Earth and Planetary Science Letters 547, 116440 Link to Article [https://doi.org/10.1016/j.epsl.2020.116440]
1Freie Universität Berlin, Institut für Geologische Wissenschaften, Berlin, Germany
2Swedish Museum of Natural History, Stockholm, Sweden
3Institut für Planetologie, University of Münster, Münster, Germany

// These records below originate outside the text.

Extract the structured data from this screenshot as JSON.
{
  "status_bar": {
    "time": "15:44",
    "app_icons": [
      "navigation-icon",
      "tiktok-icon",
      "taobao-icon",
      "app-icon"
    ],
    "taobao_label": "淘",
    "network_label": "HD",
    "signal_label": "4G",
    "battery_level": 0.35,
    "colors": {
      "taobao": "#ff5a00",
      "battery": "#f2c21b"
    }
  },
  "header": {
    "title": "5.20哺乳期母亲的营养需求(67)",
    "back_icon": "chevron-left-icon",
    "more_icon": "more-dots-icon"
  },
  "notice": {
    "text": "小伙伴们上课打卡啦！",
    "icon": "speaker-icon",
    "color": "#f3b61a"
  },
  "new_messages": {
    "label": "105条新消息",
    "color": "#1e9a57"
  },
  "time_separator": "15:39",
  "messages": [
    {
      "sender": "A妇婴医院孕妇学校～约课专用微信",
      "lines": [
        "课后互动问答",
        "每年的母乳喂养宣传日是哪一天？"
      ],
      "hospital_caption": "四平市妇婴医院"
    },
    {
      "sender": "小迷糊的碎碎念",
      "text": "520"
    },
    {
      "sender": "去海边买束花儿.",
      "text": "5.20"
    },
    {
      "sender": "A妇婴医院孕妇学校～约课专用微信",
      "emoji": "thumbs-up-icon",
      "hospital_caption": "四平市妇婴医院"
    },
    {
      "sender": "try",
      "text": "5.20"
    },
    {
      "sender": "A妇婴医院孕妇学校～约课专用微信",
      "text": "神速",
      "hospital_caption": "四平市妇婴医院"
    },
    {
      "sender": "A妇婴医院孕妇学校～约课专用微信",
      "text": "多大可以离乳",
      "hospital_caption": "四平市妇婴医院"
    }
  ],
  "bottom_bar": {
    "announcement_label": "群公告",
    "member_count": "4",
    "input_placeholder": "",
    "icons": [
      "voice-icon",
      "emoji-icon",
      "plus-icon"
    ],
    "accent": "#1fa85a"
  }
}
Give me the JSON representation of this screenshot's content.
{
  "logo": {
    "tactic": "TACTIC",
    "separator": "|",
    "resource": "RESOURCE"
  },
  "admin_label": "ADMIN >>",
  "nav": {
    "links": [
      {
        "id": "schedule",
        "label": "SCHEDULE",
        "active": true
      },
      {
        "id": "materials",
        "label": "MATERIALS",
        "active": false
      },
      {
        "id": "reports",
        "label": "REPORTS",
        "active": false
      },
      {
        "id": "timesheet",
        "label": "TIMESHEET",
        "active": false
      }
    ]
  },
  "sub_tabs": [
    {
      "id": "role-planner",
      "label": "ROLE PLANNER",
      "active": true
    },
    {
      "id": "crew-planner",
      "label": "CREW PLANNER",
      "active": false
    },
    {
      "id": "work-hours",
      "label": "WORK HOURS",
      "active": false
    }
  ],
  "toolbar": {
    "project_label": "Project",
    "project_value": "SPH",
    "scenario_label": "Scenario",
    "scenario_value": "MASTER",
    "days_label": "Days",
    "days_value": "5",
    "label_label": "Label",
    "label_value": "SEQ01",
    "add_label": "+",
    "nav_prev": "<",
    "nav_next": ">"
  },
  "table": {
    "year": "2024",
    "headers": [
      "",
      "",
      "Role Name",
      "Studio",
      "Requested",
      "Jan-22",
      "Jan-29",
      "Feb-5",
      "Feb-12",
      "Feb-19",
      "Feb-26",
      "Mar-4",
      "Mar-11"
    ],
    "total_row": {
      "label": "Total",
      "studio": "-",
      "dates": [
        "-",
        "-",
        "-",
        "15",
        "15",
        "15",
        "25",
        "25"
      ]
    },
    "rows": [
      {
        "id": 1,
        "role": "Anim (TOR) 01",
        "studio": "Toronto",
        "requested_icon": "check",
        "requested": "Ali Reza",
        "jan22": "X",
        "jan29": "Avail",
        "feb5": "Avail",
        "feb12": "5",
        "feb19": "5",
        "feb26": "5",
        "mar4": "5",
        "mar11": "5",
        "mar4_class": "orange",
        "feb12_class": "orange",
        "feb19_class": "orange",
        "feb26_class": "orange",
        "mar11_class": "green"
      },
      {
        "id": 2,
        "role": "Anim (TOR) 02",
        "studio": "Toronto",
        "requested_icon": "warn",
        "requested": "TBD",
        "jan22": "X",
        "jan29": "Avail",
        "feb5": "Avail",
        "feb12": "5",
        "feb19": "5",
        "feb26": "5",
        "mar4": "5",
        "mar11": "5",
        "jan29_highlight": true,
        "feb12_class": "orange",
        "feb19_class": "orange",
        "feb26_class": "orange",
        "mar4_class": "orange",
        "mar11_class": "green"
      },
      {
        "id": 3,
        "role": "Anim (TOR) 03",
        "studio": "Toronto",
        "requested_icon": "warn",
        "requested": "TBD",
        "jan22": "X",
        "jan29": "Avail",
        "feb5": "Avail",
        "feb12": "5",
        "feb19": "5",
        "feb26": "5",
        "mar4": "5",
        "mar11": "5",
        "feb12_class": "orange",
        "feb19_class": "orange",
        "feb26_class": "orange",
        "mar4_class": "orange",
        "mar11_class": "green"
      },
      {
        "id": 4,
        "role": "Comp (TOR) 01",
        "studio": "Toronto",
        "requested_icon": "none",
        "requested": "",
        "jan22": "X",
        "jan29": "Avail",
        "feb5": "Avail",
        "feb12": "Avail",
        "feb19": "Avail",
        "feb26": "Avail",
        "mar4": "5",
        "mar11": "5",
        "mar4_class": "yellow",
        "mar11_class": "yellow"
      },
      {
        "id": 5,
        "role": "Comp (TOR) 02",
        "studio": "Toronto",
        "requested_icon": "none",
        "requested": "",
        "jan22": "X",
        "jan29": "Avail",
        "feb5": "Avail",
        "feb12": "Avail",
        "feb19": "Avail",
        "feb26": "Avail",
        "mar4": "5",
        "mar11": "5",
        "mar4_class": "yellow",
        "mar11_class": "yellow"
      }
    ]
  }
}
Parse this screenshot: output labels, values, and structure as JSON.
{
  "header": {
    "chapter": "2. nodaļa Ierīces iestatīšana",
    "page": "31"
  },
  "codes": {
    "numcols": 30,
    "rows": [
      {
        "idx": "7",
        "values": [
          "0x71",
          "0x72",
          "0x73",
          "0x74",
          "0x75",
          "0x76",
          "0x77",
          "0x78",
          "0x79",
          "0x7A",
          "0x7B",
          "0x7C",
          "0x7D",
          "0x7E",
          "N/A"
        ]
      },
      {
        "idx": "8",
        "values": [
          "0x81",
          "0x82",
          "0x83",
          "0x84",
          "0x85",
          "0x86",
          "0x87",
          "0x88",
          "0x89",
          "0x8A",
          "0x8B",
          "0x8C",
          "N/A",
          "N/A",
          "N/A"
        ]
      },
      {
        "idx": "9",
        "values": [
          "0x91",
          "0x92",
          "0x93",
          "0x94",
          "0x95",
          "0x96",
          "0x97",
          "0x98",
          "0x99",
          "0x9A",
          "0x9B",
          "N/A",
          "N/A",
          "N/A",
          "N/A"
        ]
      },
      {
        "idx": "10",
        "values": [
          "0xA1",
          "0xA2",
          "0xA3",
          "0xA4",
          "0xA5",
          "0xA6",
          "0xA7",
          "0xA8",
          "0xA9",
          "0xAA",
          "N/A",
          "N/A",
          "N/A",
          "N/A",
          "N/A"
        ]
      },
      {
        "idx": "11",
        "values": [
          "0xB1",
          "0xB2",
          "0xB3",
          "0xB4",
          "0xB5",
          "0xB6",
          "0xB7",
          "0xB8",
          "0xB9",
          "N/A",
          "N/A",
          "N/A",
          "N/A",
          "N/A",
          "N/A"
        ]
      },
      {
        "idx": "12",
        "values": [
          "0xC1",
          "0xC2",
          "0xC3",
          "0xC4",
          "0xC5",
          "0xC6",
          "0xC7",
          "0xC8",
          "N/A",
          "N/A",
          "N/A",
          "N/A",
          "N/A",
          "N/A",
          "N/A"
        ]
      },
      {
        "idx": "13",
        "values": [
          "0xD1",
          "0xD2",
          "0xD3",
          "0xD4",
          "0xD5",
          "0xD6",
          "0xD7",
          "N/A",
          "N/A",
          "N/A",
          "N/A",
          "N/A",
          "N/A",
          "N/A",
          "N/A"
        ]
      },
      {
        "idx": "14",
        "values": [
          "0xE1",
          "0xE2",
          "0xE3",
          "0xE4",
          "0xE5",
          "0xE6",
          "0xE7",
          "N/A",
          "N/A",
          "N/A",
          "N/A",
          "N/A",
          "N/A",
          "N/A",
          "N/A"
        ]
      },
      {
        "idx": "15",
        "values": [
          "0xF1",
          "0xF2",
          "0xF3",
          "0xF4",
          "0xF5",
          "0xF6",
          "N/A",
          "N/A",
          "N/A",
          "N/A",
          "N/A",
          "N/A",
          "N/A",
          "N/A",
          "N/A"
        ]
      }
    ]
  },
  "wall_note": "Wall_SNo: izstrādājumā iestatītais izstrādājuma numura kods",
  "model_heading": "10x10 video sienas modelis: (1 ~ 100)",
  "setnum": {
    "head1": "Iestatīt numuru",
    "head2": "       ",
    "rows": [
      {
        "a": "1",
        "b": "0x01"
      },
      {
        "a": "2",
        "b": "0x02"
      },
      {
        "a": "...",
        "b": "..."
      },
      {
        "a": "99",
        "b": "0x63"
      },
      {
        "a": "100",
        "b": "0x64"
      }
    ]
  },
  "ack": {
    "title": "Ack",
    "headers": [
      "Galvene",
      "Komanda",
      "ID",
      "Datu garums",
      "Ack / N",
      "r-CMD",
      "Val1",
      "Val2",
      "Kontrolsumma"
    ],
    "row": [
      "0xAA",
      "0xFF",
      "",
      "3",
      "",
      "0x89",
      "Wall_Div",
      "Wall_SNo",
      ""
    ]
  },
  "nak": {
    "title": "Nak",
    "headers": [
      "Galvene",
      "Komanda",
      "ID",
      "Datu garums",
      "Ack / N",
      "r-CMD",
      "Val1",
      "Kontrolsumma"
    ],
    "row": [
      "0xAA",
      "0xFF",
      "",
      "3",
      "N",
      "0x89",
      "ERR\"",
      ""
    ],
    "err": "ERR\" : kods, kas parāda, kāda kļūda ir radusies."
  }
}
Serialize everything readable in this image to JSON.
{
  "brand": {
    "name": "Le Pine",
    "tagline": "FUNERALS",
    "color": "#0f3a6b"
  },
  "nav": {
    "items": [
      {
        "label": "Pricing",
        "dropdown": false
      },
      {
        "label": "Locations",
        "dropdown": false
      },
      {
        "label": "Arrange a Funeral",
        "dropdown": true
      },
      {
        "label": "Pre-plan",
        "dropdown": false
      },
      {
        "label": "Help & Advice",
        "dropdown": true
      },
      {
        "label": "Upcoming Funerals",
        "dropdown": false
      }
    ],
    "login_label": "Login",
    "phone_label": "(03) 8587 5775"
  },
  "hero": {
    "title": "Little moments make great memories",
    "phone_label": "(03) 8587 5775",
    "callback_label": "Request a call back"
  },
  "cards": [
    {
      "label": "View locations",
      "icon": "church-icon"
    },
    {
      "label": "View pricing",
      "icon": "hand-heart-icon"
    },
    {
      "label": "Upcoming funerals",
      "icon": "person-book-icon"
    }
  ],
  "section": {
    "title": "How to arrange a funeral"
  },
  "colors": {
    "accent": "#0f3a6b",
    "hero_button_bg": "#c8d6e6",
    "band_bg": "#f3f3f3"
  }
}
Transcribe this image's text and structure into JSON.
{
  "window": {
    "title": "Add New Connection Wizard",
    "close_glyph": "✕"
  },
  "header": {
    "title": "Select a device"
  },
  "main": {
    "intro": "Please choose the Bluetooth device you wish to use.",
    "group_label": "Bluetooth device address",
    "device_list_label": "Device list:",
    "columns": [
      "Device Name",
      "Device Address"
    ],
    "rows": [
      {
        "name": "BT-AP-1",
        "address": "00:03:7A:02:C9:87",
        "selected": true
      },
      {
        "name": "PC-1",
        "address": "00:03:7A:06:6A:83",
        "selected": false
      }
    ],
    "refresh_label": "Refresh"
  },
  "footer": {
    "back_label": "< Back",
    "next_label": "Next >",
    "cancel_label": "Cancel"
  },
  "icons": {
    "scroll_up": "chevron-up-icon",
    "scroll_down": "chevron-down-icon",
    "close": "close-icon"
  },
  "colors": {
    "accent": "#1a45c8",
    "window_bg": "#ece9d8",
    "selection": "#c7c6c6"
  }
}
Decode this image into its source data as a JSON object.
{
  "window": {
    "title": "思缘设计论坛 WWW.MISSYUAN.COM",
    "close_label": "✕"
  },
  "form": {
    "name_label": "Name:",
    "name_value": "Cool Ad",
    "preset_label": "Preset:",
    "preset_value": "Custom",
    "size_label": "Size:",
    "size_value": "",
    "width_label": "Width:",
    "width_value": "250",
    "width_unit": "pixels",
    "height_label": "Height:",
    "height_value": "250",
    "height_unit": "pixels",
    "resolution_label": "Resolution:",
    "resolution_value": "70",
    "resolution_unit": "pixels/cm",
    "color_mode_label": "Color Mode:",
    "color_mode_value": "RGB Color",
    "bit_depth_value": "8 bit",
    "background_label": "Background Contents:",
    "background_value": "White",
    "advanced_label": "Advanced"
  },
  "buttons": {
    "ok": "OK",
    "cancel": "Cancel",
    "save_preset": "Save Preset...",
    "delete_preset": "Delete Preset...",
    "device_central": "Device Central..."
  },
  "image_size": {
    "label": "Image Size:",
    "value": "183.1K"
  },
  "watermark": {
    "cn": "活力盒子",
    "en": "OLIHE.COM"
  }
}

A key process in the early solar system that significantly affects the further evolution and transport of highly volatile elements throughout the solar system hydrothermal parent body alteration. To determine whether hydrothermal alteration in outer solar system parent bodies occurred more or less simultaneously or due to a sequence of multiple different events, we investigated low-temperature hydrothermally altered CM and CI chondrites along with volatile-rich CM-like clasts and C1 clasts with abundant mineral phases that contain volatiles. In this respect, C1 clasts are particularly important as they closely resemble the CI chondrites but originate from isotopically different parent bodies. Specifically, we applied the SIMS-based Mn/Cr in situ dating technique to carbonates, a common hydrothermally formed phase in low-temperature hydrothermally altered meteorites. The Mn/Cr ages of dolomites in CI chondrites and C1 clasts as well as calcites in CM chondrites and CM-like clasts reveal that nearly all carbonates in low-temperature hydrothermally altered clasts and chondrites were formed within a brief period between 2-6 Ma after CAI formation. Given this sharp separation, and that hardly any material contains carbonates formed later than ∼6 Ma after CAI formation, hydrothermal alteration likely occurred near-contemporaneously among different parent bodies in the outer solar system. Further, the timing of hydrothermal alteration matches peak heating of 26Al decay that ceased at ∼5 Ma after CAI formation. Hereby, these results are consistent with a model in which the carbonates in low-temperature hydrothermally altered parent bodies precipitated from the fluid produced by melting ice. The results also show that other potential heating events (e.g., impacts) only negligibly contributed to creating environments where fluid-mediated dissolution and precipitation of carbonates was possible. Additionally, the isotopic (H, O, Cr, and S) differences between C1 clasts and CI chondrites are most likely not caused by differences in timing of hydrothermal aqueous alteration and, thus, are best explained by spatially different isotopic reservoirs.